On Wednesday, Microsoft is set to announce the official beta of Internet Explorer 9 and unveil the new interface, but if you’re interested in the behind-the-scenes technology, they’ve got a great write-up for you right now.
Over at the IEBlog, they’ve explained how Internet Explorer 9 does complete hardware acceleration of all stages of rendering web pages, unlike other browsers. Here’s some details:
Content Rendering. IE9 accelerates the first phase, Content Rendering, using Windows’ Direct2D and DirectWrite subsystems. As shown back in November, the results here include much smoother text and vector graphics. Accelerating this phase using the GPU (Graphics Processing Unit) improves the display performance of the most common HTML elements: text, images, backgrounds, and borders.
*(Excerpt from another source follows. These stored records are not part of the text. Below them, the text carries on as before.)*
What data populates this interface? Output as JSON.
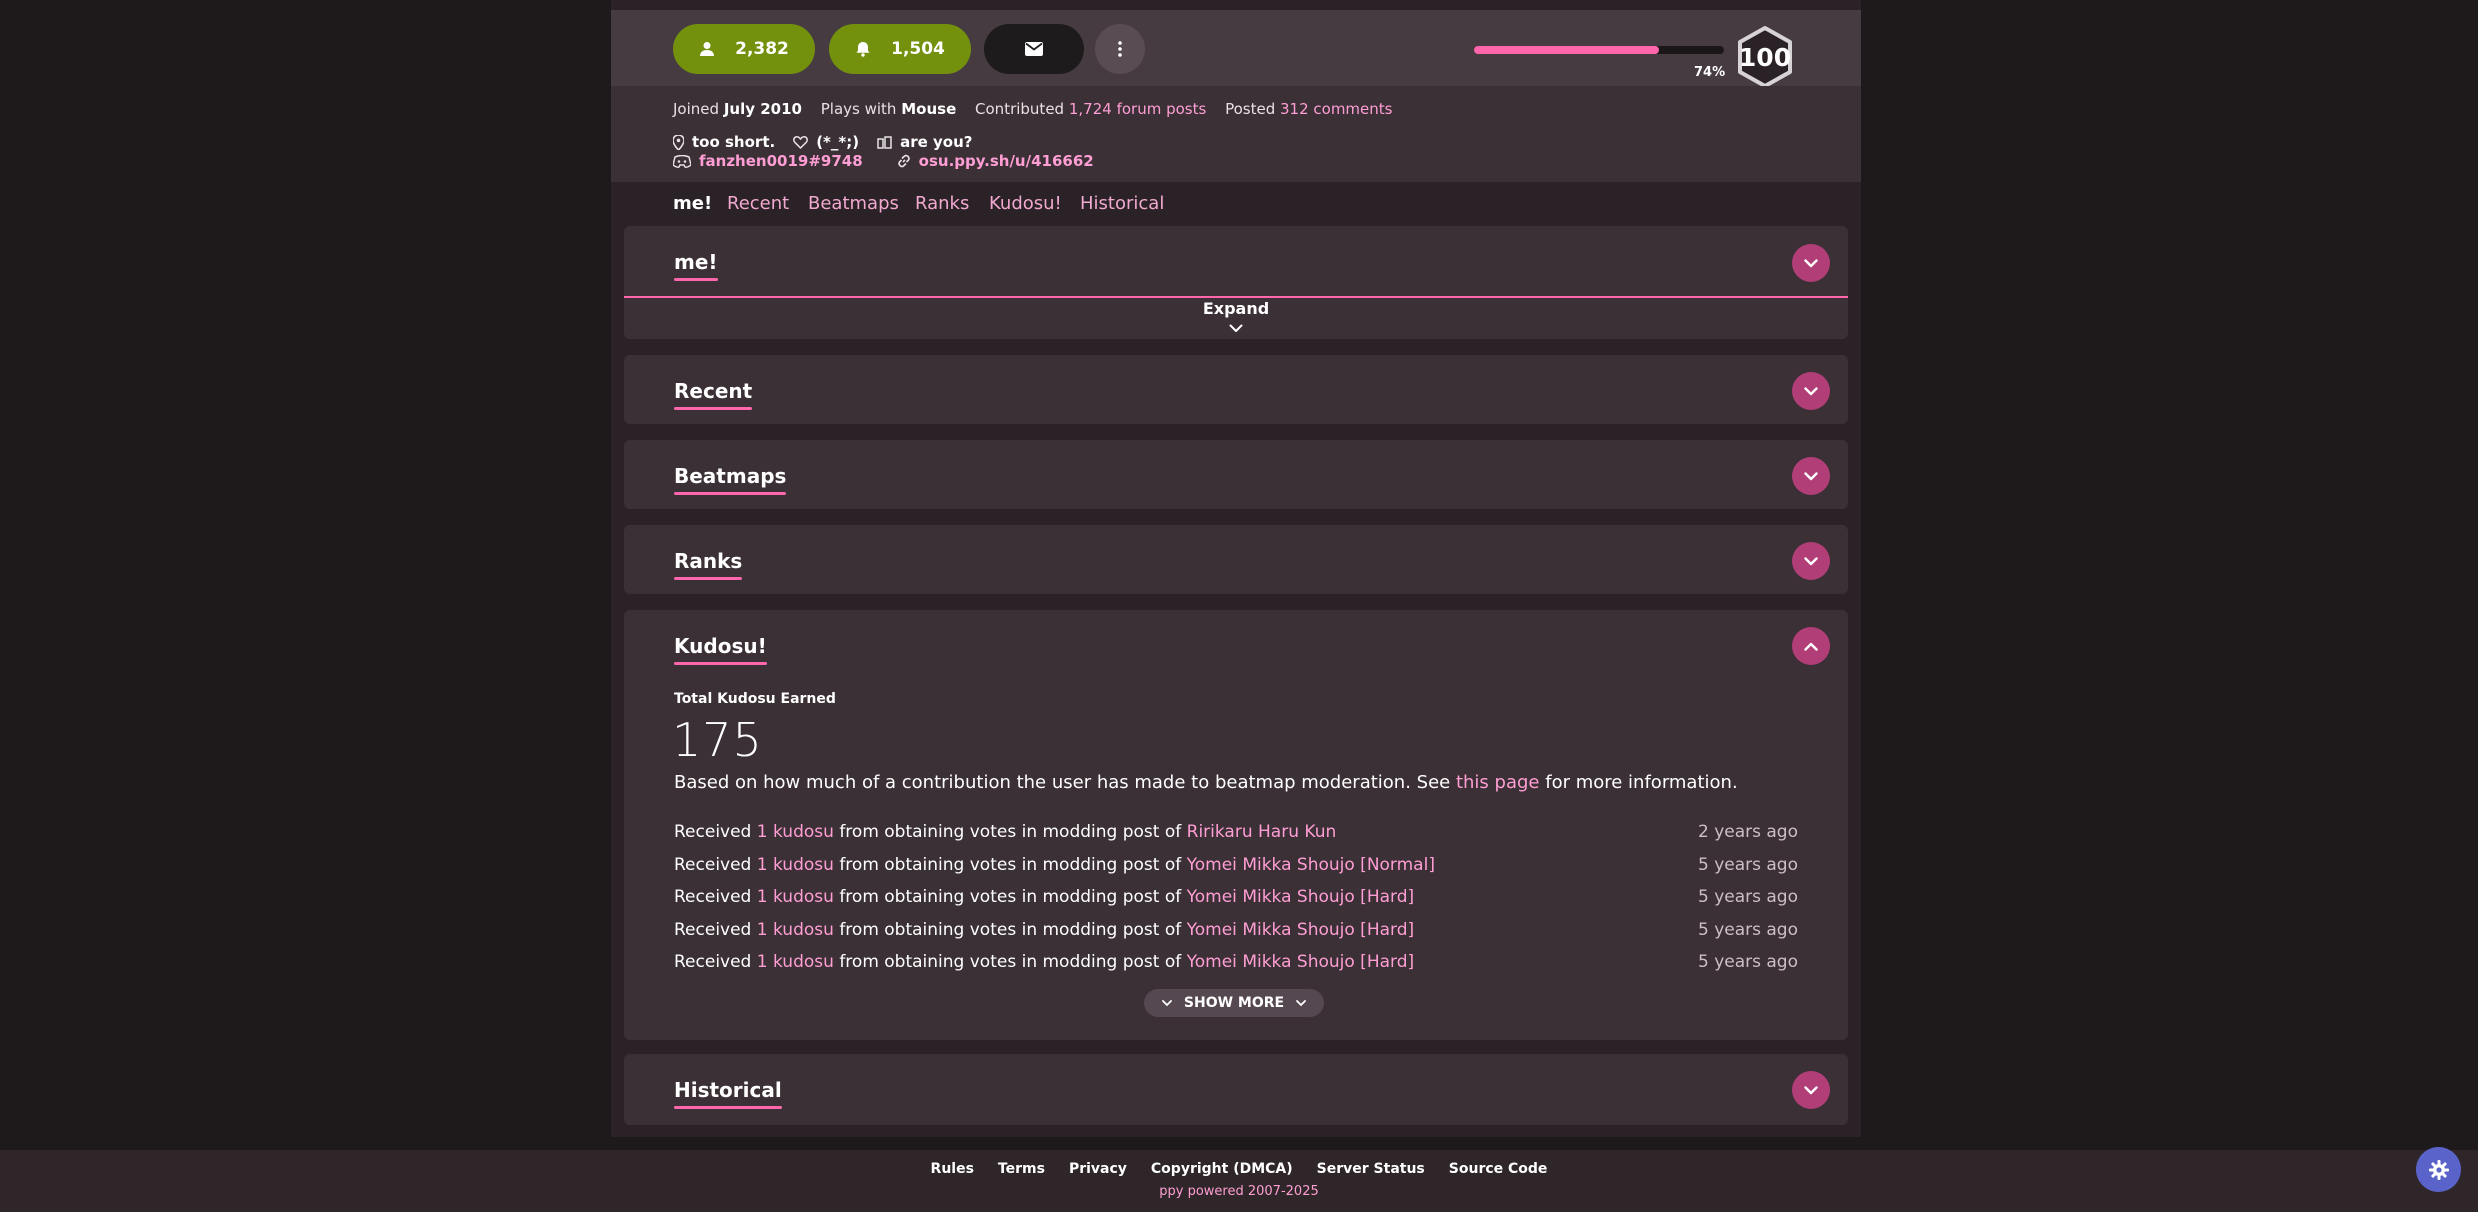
{
  "header": {
    "friends_count": "2,382",
    "followers_count": "1,504",
    "level_progress_percent": 74,
    "level_progress_label": "74%",
    "level": "100"
  },
  "info": {
    "joined_prefix": "Joined",
    "joined_value": "July 2010",
    "plays_prefix": "Plays with",
    "plays_value": "Mouse",
    "contributed_prefix": "Contributed",
    "contributed_value": "1,724 forum posts",
    "posted_prefix": "Posted",
    "posted_value": "312 comments",
    "location": "too short.",
    "interests": "(*_*;)",
    "occupation": "are you?",
    "discord": "fanzhen0019#9748",
    "website": "osu.ppy.sh/u/416662"
  },
  "tabs": [
    "me!",
    "Recent",
    "Beatmaps",
    "Ranks",
    "Kudosu!",
    "Historical"
  ],
  "sections": {
    "me": "me!",
    "expand": "Expand",
    "recent": "Recent",
    "beatmaps": "Beatmaps",
    "ranks": "Ranks",
    "kudosu": "Kudosu!",
    "historical": "Historical"
  },
  "kudosu": {
    "total_label": "Total Kudosu Earned",
    "total": "175",
    "desc_before": "Based on how much of a contribution the user has made to beatmap moderation. See",
    "desc_link": "this page",
    "desc_after": "for more information.",
    "rows": [
      {
        "prefix": "Received",
        "amount": "1 kudosu",
        "middle": "from obtaining votes in modding post of",
        "beatmap": "Ririkaru Haru Kun",
        "time": "2 years ago"
      },
      {
        "prefix": "Received",
        "amount": "1 kudosu",
        "middle": "from obtaining votes in modding post of",
        "beatmap": "Yomei Mikka Shoujo [Normal]",
        "time": "5 years ago"
      },
      {
        "prefix": "Received",
        "amount": "1 kudosu",
        "middle": "from obtaining votes in modding post of",
        "beatmap": "Yomei Mikka Shoujo [Hard]",
        "time": "5 years ago"
      },
      {
        "prefix": "Received",
        "amount": "1 kudosu",
        "middle": "from obtaining votes in modding post of",
        "beatmap": "Yomei Mikka Shoujo [Hard]",
        "time": "5 years ago"
      },
      {
        "prefix": "Received",
        "amount": "1 kudosu",
        "middle": "from obtaining votes in modding post of",
        "beatmap": "Yomei Mikka Shoujo [Hard]",
        "time": "5 years ago"
      }
    ],
    "show_more": "SHOW MORE"
  },
  "footer": {
    "links": [
      "Rules",
      "Terms",
      "Privacy",
      "Copyright (DMCA)",
      "Server Status",
      "Source Code"
    ],
    "copyright": "ppy powered 2007-2025"
  },
  "colors": {
    "accent": "#ff66ab",
    "supporter_green": "#74910e",
    "toggle": "#b23e78"
  }
}
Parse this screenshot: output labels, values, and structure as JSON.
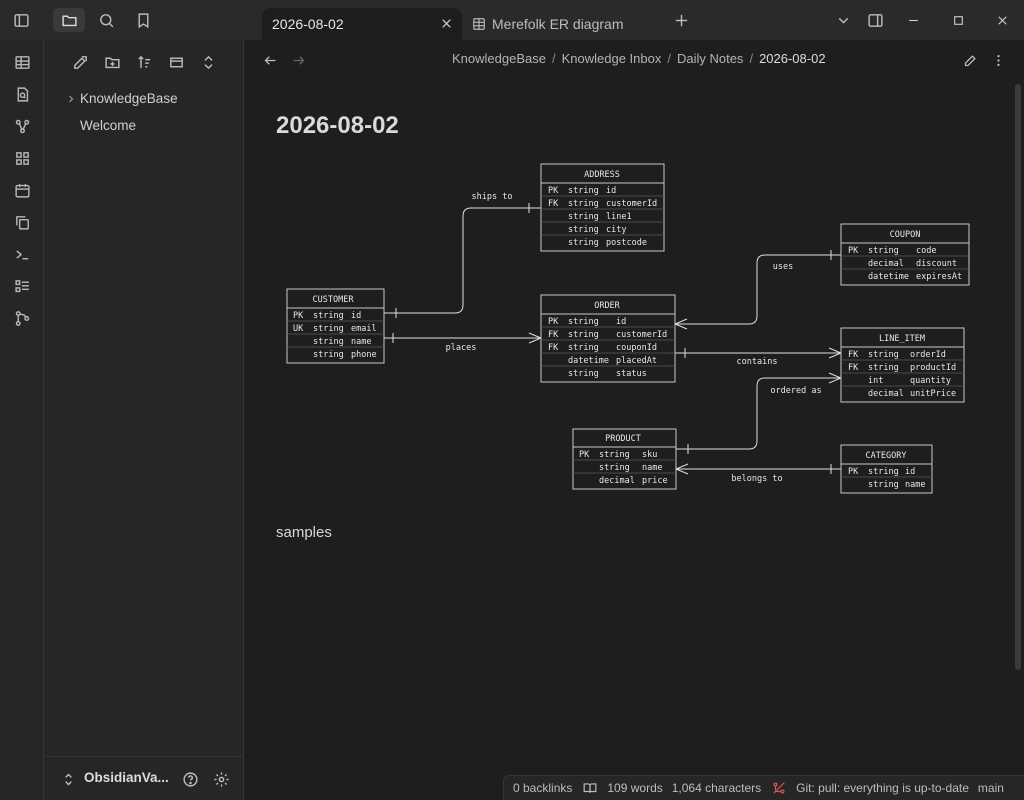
{
  "titlebar": {
    "icons": [
      "sidebar-toggle-icon",
      "folder-icon",
      "search-icon",
      "bookmark-icon"
    ],
    "tabs": [
      {
        "label": "2026-08-02",
        "active": true
      },
      {
        "label": "Merefolk ER diagram",
        "active": false
      }
    ],
    "new_tab_icon": "plus-icon"
  },
  "ribbon": {
    "icons": [
      "table-icon",
      "file-search-icon",
      "graph-icon",
      "blocks-icon",
      "calendar-icon",
      "copy-icon",
      "terminal-icon",
      "list-icon",
      "git-branch-icon"
    ]
  },
  "sidebar": {
    "tree": [
      {
        "label": "KnowledgeBase",
        "type": "folder"
      },
      {
        "label": "Welcome",
        "type": "file"
      }
    ],
    "vault_name": "ObsidianVa..."
  },
  "main": {
    "breadcrumb": [
      "KnowledgeBase",
      "Knowledge Inbox",
      "Daily Notes",
      "2026-08-02"
    ],
    "title": "2026-08-02",
    "body_text": "samples"
  },
  "diagram": {
    "entities": [
      {
        "name": "ADDRESS",
        "rows": [
          [
            "PK",
            "string",
            "id"
          ],
          [
            "FK",
            "string",
            "customerId"
          ],
          [
            "",
            "string",
            "line1"
          ],
          [
            "",
            "string",
            "city"
          ],
          [
            "",
            "string",
            "postcode"
          ]
        ]
      },
      {
        "name": "COUPON",
        "rows": [
          [
            "PK",
            "string",
            "code"
          ],
          [
            "",
            "decimal",
            "discount"
          ],
          [
            "",
            "datetime",
            "expiresAt"
          ]
        ]
      },
      {
        "name": "CUSTOMER",
        "rows": [
          [
            "PK",
            "string",
            "id"
          ],
          [
            "UK",
            "string",
            "email"
          ],
          [
            "",
            "string",
            "name"
          ],
          [
            "",
            "string",
            "phone"
          ]
        ]
      },
      {
        "name": "ORDER",
        "rows": [
          [
            "PK",
            "string",
            "id"
          ],
          [
            "FK",
            "string",
            "customerId"
          ],
          [
            "FK",
            "string",
            "couponId"
          ],
          [
            "",
            "datetime",
            "placedAt"
          ],
          [
            "",
            "string",
            "status"
          ]
        ]
      },
      {
        "name": "LINE_ITEM",
        "rows": [
          [
            "FK",
            "string",
            "orderId"
          ],
          [
            "FK",
            "string",
            "productId"
          ],
          [
            "",
            "int",
            "quantity"
          ],
          [
            "",
            "decimal",
            "unitPrice"
          ]
        ]
      },
      {
        "name": "PRODUCT",
        "rows": [
          [
            "PK",
            "string",
            "sku"
          ],
          [
            "",
            "string",
            "name"
          ],
          [
            "",
            "decimal",
            "price"
          ]
        ]
      },
      {
        "name": "CATEGORY",
        "rows": [
          [
            "PK",
            "string",
            "id"
          ],
          [
            "",
            "string",
            "name"
          ]
        ]
      }
    ],
    "relations": [
      "ships to",
      "uses",
      "places",
      "contains",
      "ordered as",
      "belongs to"
    ]
  },
  "status": {
    "backlinks": "0 backlinks",
    "words": "109 words",
    "characters": "1,064 characters",
    "git": "Git: pull: everything is up-to-date",
    "branch": "main"
  }
}
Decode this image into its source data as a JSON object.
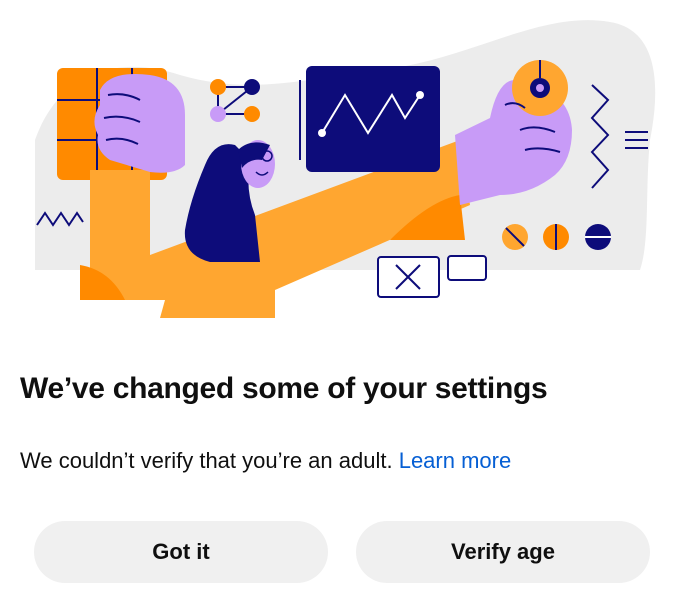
{
  "dialog": {
    "title": "We’ve changed some of your settings",
    "message": "We couldn’t verify that you’re an adult.",
    "learn_more_label": "Learn more",
    "buttons": {
      "got_it_label": "Got it",
      "verify_age_label": "Verify age"
    }
  },
  "illustration": {
    "icon": "settings-illustration",
    "colors": {
      "orange": "#ffa630",
      "dark_orange": "#ff8a00",
      "purple": "#c89bf7",
      "navy": "#0d0c7a",
      "gray_bg": "#ececec"
    }
  },
  "colors": {
    "link": "#065fd4",
    "button_bg": "#f0f0f0",
    "text": "#0f0f0f"
  }
}
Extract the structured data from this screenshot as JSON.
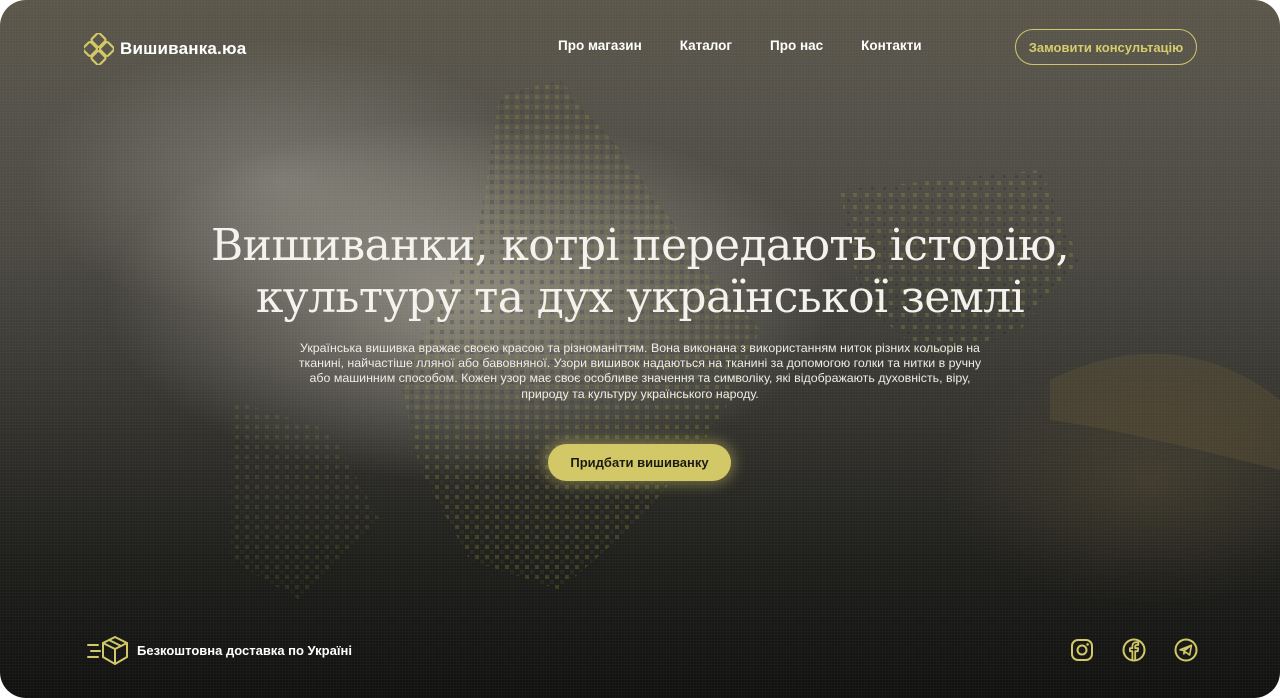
{
  "brand": {
    "name": "Вишиванка.юа",
    "logo_icon": "diamond-knot-icon",
    "accent_color": "#d3c867"
  },
  "nav": {
    "items": [
      {
        "label": "Про магазин"
      },
      {
        "label": "Каталог"
      },
      {
        "label": "Про нас"
      },
      {
        "label": "Контакти"
      }
    ],
    "consult_label": "Замовити консультацію"
  },
  "hero": {
    "title_line1": "Вишиванки, котрі передають історію,",
    "title_line2": "культуру та дух української землі",
    "description": "Українська вишивка вражає своєю красою та різноманіттям. Вона виконана з використанням ниток різних кольорів на тканині, найчастіше лляної або бавовняної. Узори вишивок надаються на тканині за допомогою голки та нитки в ручну або машинним способом. Кожен узор має своє особливе значення та символіку, які відображають духовність, віру, природу та культуру українського народу.",
    "cta_label": "Придбати вишиванку"
  },
  "footer": {
    "delivery_icon": "delivery-box-icon",
    "delivery_text": "Безкоштовна доставка по Україні",
    "socials": [
      "instagram-icon",
      "facebook-icon",
      "telegram-icon"
    ]
  }
}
Page Composition. IE9 uses Direct3D for the next phase, Page Composition, giving IE awesome performance in image-intensive scenarios (like Flying Images and FishIE Tank). Accelerating this phase takes advantage of one of the GPU’s most significant features: the ability to draw bitmap images at very high speed. Moreover, because the GPU’s private memory retains images, redraw of pages heavy in images is very fast.
Desktop Composition. After a browser renders content and composes pages, Windows Vista and Windows 7 use the GPU to compose the final screen display via the Desktop Window Manager (DWM). Because IE9 uses DirectX and only DirectX, there is better interaction between IE9 and the DWM, using less GPU memory and resulting in better stability than browsers that mix different subsystems.
Hit the link for the full details.